(Records from a collection)
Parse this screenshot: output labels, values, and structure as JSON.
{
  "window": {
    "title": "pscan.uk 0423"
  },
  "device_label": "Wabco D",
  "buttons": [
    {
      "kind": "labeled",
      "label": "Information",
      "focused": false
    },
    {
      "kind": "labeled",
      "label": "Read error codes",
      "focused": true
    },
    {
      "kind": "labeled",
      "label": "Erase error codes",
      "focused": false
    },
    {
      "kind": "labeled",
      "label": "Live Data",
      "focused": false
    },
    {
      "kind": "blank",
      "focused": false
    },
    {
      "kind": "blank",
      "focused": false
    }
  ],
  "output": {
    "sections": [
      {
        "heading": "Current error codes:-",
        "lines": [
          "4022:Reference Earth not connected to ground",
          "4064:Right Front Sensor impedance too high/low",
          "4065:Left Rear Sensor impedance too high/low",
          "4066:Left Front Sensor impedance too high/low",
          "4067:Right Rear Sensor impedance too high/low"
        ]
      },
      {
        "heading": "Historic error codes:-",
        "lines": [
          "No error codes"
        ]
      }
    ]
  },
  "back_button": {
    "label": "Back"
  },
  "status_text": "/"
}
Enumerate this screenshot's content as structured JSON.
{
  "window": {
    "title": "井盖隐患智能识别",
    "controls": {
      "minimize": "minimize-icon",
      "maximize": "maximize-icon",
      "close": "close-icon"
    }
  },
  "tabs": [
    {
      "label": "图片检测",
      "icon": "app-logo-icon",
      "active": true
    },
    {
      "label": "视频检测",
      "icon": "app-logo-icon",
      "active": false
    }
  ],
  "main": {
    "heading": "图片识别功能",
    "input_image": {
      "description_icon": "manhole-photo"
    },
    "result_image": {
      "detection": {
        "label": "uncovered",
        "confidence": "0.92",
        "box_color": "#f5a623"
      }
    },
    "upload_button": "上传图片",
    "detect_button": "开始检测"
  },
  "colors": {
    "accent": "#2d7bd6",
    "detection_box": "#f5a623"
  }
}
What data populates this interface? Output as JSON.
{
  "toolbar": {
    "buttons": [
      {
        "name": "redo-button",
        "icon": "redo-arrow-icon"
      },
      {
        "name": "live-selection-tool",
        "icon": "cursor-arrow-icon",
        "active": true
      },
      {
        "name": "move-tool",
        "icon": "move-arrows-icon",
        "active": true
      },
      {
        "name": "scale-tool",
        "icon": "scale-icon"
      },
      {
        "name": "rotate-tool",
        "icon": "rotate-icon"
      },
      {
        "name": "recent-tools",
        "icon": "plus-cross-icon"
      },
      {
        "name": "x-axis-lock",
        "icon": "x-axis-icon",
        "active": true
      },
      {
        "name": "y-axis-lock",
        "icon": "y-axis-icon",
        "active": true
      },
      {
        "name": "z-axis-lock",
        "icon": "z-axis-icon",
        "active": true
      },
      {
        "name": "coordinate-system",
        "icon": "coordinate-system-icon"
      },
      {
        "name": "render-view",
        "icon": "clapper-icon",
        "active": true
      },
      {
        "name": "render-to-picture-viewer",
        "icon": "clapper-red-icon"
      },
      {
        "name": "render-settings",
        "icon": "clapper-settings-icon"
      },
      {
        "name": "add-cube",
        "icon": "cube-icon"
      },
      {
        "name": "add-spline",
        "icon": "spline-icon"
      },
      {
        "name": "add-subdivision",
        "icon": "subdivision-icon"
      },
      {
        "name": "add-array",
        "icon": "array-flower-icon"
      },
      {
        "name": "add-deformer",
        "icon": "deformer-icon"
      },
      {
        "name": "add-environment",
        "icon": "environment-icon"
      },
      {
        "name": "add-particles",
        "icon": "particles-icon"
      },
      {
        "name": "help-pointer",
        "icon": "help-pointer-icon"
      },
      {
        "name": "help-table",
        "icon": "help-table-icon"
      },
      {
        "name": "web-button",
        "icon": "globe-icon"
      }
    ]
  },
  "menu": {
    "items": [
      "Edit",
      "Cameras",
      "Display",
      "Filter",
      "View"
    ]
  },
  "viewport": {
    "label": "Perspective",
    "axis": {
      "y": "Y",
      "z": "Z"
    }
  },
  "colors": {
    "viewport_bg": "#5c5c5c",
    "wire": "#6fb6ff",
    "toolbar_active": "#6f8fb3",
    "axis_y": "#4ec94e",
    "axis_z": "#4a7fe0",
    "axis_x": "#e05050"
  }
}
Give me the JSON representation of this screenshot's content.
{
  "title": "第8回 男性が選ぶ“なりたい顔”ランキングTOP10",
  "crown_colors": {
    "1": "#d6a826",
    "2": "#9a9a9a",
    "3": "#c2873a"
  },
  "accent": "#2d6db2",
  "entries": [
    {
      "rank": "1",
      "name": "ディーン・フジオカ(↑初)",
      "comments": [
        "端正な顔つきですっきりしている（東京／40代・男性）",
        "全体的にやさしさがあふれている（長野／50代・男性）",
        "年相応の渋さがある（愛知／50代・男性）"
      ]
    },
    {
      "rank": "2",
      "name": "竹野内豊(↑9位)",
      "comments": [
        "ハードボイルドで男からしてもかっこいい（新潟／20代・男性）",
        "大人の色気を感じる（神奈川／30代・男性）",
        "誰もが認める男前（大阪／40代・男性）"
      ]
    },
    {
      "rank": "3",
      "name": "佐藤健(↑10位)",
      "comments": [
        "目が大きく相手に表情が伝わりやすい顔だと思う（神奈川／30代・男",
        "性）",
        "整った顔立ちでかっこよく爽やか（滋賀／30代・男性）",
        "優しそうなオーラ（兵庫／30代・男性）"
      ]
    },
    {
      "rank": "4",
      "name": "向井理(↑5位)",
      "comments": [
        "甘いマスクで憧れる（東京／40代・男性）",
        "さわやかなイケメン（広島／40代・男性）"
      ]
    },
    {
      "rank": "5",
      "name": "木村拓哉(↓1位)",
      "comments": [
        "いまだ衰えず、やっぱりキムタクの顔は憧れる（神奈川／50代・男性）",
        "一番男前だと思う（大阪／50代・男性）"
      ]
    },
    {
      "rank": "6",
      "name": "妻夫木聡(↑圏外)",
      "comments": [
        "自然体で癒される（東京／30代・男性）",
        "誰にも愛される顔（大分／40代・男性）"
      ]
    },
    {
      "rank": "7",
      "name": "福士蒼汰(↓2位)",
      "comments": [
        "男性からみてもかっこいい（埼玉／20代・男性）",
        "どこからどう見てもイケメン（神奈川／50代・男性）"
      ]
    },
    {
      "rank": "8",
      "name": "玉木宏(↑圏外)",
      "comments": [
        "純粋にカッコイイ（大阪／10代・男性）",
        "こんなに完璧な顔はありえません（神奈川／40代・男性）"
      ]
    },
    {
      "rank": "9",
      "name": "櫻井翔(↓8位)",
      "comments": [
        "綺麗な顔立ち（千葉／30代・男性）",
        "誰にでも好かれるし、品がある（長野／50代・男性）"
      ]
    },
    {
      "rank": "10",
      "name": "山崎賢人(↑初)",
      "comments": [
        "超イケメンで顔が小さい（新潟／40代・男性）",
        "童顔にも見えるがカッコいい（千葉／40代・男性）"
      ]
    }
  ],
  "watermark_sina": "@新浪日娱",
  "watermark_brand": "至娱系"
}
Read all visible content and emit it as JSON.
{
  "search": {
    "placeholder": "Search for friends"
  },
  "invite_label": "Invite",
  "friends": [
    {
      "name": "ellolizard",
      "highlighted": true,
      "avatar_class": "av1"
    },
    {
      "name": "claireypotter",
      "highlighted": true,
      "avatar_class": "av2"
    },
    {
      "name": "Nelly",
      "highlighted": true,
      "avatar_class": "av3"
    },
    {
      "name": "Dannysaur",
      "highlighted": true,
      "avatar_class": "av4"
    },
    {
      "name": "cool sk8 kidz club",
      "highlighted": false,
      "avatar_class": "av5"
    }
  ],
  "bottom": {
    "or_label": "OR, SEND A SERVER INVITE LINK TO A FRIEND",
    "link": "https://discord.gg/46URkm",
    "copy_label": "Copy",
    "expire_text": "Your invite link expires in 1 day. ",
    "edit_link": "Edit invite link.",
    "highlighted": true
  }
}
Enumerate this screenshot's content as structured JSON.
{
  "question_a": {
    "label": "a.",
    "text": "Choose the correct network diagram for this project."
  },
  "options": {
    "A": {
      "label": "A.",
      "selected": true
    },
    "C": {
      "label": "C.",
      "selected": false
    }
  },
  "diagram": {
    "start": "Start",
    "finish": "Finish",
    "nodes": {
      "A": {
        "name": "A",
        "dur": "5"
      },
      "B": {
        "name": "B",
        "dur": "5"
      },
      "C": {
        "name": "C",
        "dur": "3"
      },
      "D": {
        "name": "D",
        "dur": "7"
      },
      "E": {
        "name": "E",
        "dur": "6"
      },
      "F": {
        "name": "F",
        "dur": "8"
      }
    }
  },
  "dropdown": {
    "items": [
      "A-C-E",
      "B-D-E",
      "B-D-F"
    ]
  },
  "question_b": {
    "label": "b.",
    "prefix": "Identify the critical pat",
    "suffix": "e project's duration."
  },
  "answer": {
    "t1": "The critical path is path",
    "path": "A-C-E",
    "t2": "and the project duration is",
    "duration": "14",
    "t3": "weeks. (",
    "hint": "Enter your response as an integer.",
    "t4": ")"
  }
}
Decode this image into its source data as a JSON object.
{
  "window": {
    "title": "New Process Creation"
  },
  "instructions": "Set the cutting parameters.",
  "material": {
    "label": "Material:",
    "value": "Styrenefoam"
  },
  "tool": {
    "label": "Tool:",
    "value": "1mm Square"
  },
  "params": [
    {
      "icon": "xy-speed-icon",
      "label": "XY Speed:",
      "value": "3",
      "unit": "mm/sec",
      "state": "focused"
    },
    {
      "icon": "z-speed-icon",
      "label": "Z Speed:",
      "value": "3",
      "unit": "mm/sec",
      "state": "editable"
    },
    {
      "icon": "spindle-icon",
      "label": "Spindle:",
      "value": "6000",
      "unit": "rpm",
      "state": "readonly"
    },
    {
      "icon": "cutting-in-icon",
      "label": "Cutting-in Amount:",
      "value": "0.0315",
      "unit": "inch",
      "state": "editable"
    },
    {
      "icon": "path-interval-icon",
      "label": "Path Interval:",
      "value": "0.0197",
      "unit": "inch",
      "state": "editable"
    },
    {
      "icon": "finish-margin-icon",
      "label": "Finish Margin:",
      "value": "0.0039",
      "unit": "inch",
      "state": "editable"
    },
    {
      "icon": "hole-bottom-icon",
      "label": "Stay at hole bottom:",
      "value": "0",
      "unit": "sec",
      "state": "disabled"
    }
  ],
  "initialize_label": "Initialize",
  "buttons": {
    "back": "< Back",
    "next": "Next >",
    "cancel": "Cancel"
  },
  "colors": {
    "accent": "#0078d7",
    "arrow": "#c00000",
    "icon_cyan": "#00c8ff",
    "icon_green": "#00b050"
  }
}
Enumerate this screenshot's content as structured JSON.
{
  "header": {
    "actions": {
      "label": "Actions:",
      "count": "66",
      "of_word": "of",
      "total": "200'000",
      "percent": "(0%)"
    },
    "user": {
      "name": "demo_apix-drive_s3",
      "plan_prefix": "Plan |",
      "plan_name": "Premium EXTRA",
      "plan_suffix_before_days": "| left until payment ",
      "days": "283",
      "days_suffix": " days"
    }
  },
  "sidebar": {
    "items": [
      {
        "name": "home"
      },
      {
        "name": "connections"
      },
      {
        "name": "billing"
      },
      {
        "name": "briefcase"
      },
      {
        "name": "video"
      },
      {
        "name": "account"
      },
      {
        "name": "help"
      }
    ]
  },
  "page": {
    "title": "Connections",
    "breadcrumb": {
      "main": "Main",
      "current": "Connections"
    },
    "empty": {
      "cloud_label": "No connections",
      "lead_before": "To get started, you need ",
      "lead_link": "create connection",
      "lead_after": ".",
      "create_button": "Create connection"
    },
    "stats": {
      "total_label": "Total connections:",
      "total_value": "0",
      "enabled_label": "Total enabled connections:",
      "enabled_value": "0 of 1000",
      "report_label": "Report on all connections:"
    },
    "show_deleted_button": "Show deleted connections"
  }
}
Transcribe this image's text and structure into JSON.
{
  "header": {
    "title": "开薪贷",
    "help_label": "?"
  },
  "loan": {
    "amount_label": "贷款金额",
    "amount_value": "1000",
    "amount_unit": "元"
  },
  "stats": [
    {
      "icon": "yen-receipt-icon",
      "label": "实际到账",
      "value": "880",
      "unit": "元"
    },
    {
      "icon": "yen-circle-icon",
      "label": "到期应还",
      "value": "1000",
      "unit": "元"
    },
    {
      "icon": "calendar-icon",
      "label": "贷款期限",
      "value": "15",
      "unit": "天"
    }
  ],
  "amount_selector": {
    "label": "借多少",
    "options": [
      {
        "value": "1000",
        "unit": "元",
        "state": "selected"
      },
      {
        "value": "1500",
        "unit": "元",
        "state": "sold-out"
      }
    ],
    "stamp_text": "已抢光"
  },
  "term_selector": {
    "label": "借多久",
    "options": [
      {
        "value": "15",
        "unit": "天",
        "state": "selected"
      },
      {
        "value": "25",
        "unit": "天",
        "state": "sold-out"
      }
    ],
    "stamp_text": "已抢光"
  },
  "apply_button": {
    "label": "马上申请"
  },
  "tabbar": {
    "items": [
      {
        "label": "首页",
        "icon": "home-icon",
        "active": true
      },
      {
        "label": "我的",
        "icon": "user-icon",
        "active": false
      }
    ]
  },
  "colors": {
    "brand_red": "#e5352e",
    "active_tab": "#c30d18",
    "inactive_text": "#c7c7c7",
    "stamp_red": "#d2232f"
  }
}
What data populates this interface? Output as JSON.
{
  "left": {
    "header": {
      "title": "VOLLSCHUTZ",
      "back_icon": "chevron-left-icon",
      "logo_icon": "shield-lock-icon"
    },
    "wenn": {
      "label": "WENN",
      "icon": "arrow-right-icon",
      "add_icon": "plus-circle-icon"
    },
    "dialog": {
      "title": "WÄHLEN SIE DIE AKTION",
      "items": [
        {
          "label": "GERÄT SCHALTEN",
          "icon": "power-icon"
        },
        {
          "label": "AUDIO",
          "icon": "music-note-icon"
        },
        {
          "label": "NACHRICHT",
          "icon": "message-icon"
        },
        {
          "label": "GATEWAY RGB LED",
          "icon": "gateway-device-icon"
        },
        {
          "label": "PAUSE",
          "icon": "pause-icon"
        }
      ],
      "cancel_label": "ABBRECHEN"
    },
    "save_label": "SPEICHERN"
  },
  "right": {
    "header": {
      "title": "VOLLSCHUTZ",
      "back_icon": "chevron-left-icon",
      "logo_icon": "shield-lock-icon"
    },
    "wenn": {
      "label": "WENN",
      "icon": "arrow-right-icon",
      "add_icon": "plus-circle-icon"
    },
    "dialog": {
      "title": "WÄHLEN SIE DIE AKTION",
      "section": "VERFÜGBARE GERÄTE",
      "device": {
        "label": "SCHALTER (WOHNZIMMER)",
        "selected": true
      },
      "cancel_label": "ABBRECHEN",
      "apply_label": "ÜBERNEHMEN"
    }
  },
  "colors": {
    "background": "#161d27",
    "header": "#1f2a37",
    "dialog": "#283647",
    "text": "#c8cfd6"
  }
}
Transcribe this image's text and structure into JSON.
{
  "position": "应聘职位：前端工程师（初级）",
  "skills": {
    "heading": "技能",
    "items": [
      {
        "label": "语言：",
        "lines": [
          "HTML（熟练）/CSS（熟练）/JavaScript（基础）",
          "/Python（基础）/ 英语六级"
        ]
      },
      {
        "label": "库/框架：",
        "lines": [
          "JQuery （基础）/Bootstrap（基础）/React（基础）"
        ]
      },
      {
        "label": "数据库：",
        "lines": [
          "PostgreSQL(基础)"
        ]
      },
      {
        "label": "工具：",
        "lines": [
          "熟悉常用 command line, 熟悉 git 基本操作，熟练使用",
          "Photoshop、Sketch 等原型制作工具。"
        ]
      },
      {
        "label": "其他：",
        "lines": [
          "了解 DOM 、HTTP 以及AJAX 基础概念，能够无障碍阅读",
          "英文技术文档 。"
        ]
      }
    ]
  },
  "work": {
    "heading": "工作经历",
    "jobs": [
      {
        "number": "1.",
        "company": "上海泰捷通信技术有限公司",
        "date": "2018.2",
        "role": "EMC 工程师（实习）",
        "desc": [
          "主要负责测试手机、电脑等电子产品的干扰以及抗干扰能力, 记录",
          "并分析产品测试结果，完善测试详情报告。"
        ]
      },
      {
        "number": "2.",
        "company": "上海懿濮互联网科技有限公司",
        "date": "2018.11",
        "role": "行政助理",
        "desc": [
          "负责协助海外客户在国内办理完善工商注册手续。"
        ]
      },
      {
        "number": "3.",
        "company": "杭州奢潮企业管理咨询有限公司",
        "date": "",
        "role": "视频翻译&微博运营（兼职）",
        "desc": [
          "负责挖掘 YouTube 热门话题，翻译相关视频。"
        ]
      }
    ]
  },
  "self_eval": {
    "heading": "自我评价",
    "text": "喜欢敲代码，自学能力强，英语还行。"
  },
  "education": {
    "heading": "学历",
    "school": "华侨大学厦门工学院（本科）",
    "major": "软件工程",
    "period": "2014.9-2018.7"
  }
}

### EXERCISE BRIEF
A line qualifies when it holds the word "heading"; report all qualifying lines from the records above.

### EXPECTED OUTPUT
        "heading": "Current error codes:-",
        "heading": "Historic error codes:-",
    "heading": "图片识别功能",
    "heading": "技能",
    "heading": "工作经历",
    "heading": "自我评价",
    "heading": "学历",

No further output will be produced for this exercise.